Expenditures were measured comprehensively using standard methods with the recall period adjusted to be appropriate to the types of goods that were being purchased. For diet, the list-based recall period was 7 d to reduce reporting error, with extrapolation to 1 mo. Extrapolation makes the assumption that consumption in 7 d is consistent for the entire month.
This study provides evidence of how well-designed nutrition BCC interventions delivered through strong health- and community-based systems bring about behavior change and contributes to our understanding of the ways in which program recipients translate information into action. BCC interventions frequently have monetary or other resource implications for recipients to be able to translate knowledge and skills into action. BCC interventions are typically targeted to people who are resource constrained, but process and impact studies infrequently document shifts in resources, including time use (5). This study draws attention to the need for BCC interventions to document what is required on the part of program recipients to produce the desired benefits, particularly when the BCC intervention concerns behaviors for which additional resources are likely required, such as in the management of inadequate diets, chronic diseases, and obesity. Furthermore, research is needed on the conditions under which nutrition BCC-only interventions can succeed without additional material inputs, including dose, topic, BCC format, intervention context, strength of service delivery systems, recipient characteristics, and length of exposure.
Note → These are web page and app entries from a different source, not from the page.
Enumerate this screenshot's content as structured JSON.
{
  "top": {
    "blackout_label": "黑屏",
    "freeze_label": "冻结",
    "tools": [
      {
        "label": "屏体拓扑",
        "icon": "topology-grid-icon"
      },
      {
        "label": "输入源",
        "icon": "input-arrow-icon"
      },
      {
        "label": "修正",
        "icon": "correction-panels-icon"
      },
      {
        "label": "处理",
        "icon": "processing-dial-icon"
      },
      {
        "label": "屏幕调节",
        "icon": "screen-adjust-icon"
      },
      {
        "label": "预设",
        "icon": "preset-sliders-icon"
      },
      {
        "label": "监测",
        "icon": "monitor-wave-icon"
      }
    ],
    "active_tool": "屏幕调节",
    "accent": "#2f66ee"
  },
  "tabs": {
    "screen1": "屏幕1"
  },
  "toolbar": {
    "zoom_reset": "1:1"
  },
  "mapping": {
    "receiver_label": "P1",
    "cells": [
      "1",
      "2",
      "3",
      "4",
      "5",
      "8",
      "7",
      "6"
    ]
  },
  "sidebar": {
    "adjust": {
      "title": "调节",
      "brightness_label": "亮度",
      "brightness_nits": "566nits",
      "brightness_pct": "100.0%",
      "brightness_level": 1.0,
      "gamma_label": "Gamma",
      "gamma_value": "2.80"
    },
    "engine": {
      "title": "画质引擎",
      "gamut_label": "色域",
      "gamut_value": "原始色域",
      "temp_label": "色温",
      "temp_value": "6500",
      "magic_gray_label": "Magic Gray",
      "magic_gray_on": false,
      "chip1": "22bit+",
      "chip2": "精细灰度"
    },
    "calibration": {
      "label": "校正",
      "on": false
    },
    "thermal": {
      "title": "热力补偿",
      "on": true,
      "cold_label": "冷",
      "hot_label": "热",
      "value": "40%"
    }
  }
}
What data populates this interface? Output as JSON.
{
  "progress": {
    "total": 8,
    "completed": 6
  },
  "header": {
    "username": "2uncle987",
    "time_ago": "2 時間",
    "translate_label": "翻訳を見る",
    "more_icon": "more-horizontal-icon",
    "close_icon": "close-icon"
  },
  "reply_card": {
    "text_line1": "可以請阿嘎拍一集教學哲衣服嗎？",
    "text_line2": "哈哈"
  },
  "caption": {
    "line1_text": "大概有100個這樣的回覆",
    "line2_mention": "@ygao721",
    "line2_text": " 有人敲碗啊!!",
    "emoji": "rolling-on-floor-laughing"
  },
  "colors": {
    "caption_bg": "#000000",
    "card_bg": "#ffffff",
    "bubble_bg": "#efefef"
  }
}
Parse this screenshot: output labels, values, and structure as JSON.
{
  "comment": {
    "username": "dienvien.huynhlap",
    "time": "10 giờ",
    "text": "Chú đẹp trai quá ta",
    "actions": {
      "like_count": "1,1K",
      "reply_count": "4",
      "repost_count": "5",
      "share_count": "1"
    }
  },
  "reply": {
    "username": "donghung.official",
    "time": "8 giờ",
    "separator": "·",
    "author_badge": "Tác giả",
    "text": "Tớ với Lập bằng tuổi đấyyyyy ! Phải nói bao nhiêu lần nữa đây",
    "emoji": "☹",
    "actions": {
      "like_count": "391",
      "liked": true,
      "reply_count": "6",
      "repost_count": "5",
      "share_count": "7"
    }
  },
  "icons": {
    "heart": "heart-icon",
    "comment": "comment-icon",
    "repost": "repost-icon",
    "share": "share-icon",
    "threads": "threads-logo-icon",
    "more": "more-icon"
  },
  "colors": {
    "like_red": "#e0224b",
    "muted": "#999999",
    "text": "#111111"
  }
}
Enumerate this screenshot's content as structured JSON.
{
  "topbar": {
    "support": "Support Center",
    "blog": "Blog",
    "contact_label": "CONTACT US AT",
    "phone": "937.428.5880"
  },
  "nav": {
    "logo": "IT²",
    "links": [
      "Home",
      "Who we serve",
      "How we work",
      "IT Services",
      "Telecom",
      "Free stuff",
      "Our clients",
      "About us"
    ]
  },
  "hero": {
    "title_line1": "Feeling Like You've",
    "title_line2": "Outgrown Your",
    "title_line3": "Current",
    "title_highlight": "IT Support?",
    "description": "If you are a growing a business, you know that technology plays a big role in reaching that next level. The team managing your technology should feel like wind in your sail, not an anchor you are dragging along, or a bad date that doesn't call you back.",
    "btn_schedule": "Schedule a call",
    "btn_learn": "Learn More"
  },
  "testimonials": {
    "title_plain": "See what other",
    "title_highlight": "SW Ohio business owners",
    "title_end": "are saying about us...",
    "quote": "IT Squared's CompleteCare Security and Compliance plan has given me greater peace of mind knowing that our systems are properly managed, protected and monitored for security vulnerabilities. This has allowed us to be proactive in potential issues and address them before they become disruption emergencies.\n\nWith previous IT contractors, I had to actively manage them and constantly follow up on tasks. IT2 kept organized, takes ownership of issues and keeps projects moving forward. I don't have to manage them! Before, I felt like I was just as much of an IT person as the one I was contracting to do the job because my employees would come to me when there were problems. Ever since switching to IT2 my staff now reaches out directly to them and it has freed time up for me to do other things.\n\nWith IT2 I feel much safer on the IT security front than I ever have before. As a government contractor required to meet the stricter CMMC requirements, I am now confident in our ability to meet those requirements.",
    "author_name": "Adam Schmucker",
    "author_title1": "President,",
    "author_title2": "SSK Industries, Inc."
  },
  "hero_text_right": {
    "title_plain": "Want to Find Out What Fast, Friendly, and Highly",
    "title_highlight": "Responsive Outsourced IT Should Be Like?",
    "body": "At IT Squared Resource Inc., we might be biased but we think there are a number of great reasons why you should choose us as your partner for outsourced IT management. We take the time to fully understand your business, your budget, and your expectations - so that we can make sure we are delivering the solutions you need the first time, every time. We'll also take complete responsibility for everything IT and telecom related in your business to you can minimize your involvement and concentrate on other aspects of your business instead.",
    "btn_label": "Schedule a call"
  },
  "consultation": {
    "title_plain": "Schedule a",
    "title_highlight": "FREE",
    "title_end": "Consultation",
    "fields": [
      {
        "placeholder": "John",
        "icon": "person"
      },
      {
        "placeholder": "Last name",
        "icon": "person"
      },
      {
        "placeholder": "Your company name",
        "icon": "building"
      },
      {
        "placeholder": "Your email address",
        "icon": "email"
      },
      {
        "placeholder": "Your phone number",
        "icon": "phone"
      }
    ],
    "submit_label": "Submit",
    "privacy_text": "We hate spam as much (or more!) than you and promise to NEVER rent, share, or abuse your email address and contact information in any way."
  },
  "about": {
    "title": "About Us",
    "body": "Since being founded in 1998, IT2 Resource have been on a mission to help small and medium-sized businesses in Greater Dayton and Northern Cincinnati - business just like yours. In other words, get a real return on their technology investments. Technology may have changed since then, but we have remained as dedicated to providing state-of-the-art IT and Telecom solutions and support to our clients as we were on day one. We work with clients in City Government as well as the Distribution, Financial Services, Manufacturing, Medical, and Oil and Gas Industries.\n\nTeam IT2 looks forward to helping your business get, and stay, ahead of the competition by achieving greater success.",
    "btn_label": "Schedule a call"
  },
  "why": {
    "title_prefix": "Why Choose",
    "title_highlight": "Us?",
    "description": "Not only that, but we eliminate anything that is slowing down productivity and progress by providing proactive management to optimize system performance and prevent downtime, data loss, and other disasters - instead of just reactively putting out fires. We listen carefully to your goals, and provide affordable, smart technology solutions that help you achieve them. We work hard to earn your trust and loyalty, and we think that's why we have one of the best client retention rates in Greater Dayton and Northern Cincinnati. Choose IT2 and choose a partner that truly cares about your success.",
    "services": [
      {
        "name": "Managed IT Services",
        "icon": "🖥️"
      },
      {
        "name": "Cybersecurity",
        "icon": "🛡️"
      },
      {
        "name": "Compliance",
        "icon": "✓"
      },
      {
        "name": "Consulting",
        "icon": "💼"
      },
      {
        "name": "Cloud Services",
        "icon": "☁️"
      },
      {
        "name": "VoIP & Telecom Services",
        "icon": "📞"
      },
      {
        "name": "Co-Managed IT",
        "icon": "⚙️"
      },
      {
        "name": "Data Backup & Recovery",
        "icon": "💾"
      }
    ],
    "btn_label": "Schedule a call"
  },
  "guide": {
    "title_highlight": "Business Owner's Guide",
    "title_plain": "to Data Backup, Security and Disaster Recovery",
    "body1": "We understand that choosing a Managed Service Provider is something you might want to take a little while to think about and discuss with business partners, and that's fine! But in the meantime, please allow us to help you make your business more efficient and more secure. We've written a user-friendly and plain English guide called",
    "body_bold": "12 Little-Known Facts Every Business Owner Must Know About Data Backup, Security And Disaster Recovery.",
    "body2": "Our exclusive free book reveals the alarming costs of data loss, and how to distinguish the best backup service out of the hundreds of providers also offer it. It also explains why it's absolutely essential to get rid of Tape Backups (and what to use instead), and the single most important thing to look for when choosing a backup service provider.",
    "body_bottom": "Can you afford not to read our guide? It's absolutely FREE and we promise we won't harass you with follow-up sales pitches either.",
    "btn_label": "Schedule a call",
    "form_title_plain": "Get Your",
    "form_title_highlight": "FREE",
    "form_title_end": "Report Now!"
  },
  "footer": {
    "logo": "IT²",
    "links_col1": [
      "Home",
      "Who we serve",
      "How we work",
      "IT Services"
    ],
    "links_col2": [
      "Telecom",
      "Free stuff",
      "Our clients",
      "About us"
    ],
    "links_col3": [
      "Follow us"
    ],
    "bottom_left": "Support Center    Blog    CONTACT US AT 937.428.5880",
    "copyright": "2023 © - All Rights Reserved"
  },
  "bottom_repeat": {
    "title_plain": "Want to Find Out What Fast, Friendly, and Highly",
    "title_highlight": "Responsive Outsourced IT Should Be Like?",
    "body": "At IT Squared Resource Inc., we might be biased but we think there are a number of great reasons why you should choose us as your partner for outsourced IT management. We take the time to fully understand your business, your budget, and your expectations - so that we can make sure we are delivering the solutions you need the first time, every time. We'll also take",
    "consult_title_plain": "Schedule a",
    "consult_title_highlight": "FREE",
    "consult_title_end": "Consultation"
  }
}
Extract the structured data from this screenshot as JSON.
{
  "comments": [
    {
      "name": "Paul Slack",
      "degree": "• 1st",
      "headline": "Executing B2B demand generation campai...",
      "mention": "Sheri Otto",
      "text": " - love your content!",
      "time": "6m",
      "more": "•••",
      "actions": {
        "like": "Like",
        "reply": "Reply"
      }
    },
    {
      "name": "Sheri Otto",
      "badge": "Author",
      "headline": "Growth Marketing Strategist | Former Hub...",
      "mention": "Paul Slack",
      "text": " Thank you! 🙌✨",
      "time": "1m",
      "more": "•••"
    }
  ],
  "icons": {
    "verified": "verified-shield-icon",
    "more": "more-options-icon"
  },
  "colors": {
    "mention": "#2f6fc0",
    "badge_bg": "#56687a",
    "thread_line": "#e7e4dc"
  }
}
We gratefully acknowledge data collection by Data Analysis and Technical Assistance Ltd, Dhaka, and the contributions of Tina Sanghvi, Jean Baker, and colleagues at Alive & Thrive and Kaosar Afsana, Raisul Haque, and colleagues at BRAC to the overall evaluation and the primary evaluation papers. The authors’ responsibilities were as follows—AWM: conducted the analysis and led the interpretation, writing, and revision of the manuscript; EAF: developed the research questions, advised on the statistical analysis, and contributed to the writing and revision of the manuscript; PHN: contributed to designing the study, coordinating data collection, developing research questions, and drafting and revising the manuscript; PM: contributed to the study design, data interpretation, and to revising the manuscript; and all authors: read and approved the final manuscript.
This study was funded by the Bill & Melinda Gates Foundation, through Alive & Thrive, managed by FHI 360. Additional financial support to the evaluation study was provided by the CGIAR Research Program on Agriculture for Nutrition and Health (A4NH), led by the International Food Policy Research Institute.
Author disclosures: The authors report no conflicts of interest.
This study was a secondary analysis of data collected from the first phase of Alive & Thrive, which ran from 2009 to 2015.
Abbreviations used: BCC, behavioral change communication; DD, difference-in-differences; ROC, receiver operating characteristic.